This will make it easier to search for notes from a specific lecture. All you have to do is hit Ctrl + F (on Windows) or Command + F (on Mac) to find the right lecture. It’s a quick and hassle-free way of organizing and accessing your notes.

5. Check Out Old Tests

Question papers from previous years will give you an insight into the topics and subjects that are more important for tests. This, in turn, will help you efficiently prepare for your upcoming exams. Most likely, you can get access to old question papers in your college library. You could also ask your seniors for help.

6. Don’t Hesitate to Get Help

Whether you’re preparing for a test or completing an assignment, it’s only natural that you’ll get stuck at some point or the other. It’s important to not beat yourself up and ask for help instead. Start by approaching your professors after your class to clear your doubts.

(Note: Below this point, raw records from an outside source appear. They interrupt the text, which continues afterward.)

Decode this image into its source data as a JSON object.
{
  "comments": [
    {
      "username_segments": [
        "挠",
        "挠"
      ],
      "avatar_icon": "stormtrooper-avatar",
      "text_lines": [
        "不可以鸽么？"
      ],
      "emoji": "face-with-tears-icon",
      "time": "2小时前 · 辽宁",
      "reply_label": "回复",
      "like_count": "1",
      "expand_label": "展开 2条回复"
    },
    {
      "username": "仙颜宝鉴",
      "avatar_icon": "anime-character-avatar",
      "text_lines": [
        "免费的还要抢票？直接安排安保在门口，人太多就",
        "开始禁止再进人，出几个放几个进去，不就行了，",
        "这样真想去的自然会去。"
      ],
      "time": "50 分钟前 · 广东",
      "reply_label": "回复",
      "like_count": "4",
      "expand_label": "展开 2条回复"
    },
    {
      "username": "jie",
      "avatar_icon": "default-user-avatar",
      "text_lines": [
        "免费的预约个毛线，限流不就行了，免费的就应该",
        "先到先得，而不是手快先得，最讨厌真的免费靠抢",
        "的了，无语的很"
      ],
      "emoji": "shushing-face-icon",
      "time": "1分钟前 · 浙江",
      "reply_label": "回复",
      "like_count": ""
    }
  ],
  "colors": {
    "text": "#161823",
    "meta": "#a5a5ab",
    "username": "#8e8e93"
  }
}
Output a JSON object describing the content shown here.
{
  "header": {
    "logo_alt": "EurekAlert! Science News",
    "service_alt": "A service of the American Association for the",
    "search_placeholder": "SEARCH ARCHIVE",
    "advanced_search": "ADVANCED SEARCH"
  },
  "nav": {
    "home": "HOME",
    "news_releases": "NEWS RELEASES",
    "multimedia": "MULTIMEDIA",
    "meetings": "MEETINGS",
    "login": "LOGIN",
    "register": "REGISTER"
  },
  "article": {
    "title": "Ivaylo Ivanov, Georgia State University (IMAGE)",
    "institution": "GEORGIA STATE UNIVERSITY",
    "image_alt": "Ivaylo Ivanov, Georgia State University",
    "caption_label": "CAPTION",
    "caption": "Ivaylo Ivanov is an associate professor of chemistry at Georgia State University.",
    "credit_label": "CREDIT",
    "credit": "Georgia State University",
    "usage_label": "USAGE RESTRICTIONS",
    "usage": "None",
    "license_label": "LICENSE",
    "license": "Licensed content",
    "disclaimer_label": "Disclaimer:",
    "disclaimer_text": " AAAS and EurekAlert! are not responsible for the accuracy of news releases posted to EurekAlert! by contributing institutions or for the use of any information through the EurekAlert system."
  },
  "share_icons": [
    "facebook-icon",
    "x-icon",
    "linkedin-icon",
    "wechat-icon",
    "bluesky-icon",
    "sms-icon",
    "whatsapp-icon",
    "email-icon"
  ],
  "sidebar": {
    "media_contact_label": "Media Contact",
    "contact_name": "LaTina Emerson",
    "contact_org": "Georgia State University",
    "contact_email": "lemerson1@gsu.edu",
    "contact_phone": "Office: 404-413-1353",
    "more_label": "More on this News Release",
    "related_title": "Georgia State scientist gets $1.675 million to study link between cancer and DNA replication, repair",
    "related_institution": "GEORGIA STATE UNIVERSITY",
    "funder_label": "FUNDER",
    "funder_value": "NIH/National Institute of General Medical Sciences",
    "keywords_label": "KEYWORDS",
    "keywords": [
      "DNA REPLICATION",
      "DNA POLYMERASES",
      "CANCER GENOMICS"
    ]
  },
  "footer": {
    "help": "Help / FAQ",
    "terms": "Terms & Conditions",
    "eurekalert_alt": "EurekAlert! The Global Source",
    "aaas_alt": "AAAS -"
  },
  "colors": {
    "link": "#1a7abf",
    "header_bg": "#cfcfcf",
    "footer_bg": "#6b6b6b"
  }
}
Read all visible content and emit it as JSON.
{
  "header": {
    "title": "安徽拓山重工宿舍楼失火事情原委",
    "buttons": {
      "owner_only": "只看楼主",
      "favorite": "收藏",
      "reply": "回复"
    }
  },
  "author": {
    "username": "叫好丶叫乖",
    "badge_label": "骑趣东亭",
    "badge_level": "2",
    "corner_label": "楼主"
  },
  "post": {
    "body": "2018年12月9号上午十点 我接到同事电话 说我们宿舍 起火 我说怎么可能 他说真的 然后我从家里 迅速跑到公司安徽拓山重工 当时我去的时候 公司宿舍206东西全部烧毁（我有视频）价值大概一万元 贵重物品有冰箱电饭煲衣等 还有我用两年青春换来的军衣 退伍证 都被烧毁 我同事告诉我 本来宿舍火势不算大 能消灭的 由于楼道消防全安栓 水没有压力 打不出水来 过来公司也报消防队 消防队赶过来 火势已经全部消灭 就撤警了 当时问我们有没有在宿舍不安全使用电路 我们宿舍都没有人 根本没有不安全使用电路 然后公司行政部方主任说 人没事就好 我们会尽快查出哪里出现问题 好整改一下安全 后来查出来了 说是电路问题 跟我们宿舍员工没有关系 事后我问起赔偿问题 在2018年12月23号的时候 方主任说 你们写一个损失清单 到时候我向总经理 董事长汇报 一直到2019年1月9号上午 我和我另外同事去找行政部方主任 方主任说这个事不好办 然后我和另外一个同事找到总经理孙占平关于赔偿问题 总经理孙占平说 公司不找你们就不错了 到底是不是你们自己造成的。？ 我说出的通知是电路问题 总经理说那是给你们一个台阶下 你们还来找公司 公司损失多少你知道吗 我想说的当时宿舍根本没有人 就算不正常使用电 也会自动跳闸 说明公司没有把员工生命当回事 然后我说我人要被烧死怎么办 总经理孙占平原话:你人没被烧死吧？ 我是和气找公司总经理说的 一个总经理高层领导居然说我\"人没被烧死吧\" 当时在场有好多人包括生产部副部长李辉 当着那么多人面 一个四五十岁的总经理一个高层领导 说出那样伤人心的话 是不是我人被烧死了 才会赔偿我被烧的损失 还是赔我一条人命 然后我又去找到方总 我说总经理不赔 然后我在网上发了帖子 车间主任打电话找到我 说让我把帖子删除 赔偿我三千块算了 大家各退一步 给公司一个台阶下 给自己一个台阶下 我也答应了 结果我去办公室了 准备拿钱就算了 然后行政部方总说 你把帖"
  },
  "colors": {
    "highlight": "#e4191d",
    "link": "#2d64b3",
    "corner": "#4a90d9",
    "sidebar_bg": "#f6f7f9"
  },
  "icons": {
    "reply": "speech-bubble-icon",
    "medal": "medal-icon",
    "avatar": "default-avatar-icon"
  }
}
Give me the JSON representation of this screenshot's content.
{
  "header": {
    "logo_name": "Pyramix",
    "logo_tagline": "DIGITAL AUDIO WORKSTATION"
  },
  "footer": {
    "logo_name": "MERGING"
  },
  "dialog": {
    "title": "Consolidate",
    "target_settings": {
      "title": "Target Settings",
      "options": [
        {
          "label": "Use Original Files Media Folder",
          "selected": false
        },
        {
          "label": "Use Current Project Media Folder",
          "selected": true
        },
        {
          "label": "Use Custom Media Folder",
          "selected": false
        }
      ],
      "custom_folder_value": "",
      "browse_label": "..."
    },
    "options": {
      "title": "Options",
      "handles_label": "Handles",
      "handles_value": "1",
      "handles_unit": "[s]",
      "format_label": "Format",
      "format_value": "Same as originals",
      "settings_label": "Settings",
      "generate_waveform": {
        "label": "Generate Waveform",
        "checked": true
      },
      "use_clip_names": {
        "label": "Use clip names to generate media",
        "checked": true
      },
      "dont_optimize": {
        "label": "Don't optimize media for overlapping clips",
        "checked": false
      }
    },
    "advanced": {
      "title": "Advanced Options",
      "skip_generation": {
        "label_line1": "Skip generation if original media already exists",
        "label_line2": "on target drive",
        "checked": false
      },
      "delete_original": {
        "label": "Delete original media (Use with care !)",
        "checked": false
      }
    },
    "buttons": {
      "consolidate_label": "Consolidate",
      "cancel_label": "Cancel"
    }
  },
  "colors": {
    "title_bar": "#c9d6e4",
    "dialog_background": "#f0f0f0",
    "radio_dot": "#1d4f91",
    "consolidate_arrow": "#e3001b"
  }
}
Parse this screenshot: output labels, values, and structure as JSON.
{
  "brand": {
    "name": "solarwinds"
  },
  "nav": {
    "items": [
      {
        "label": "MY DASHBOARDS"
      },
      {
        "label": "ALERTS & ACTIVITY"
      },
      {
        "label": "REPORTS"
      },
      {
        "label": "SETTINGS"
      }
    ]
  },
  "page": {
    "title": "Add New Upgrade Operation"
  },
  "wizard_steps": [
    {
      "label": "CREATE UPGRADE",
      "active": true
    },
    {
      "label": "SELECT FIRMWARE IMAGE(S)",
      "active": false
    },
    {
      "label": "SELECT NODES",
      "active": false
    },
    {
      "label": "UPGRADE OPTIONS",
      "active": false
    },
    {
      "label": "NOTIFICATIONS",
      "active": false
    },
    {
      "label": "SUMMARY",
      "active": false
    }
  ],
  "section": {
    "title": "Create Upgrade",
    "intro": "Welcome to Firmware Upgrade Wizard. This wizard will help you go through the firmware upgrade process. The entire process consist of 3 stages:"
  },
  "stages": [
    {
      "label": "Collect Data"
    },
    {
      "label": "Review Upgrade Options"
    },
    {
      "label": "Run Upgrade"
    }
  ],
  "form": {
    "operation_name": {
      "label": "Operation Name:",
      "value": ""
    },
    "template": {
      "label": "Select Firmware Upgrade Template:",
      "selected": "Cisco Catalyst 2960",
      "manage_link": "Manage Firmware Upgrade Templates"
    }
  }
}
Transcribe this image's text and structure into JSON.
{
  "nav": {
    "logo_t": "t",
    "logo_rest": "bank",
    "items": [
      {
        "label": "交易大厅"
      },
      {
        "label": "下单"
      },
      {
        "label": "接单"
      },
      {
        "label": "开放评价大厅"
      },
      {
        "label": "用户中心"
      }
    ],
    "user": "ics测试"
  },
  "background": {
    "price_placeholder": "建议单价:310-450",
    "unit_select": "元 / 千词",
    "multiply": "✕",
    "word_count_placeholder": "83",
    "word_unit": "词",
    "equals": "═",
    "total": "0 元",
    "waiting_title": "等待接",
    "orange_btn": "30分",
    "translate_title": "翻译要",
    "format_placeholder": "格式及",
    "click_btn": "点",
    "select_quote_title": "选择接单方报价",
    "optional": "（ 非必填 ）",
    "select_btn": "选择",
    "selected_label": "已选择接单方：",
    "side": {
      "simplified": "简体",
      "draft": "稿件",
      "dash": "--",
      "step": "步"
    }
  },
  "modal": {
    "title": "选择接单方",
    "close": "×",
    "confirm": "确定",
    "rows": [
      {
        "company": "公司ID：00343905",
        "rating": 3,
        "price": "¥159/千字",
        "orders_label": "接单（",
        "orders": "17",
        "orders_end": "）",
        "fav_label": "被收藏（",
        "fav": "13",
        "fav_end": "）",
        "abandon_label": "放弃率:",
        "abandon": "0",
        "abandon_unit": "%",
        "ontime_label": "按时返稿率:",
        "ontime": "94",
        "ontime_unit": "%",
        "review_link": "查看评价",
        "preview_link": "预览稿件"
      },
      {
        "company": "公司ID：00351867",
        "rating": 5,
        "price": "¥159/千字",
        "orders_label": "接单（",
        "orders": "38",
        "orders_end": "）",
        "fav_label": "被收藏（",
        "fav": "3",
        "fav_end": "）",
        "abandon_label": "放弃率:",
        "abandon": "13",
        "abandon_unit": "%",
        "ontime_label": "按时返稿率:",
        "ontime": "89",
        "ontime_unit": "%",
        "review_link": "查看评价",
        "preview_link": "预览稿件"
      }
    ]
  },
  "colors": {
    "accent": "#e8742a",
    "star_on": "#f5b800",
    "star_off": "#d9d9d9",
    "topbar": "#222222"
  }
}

You could also consult your seniors for help with assignments and practical classes.

If your professors aren’t particularly friendly, you can consider joining an online class. You can also use a service like HomeworkMarket’s homework helper to connect with specialized online tutors who can help you solve complex assignments. Another wise idea is to look for online study groups. It’ll help you connect with students from other med schools. This, in turn, will help expand your knowledge and learn the best practices in different places.

7. Prioritize Your Mental Health

When you’re involved in the rigmarole of med school, it’s very easy to ignore all other aspects of your life. If you find yourself getting obsessed with grades, lectures, and assignments, it’s time to take a step back. It’s important to not let the stress of med school affect your mental health.

Maintain a healthy lifestyle, get proper exercise, and eat a nourishing diet. Also, try to get adequate sleep and take a day off from your studies now and then. Make sure you stay in touch with your family and friends as well.

Do you have any other tips for new medical students? Share your views in the comments section below.

The Editorial Team at Healthcare Business Today is made up of skilled healthcare writers and experts, led by our managing editor, Daniel Casciato, who has over 25 years of experience in healthcare writing. Since 1998, we have produced compelling and informative content for numerous publications, establishing ourselves as a trusted resource for health and wellness information. We offer readers access to fresh health, medicine, science, and technology developments and the latest in patient news, emphasizing how these developments affect our lives.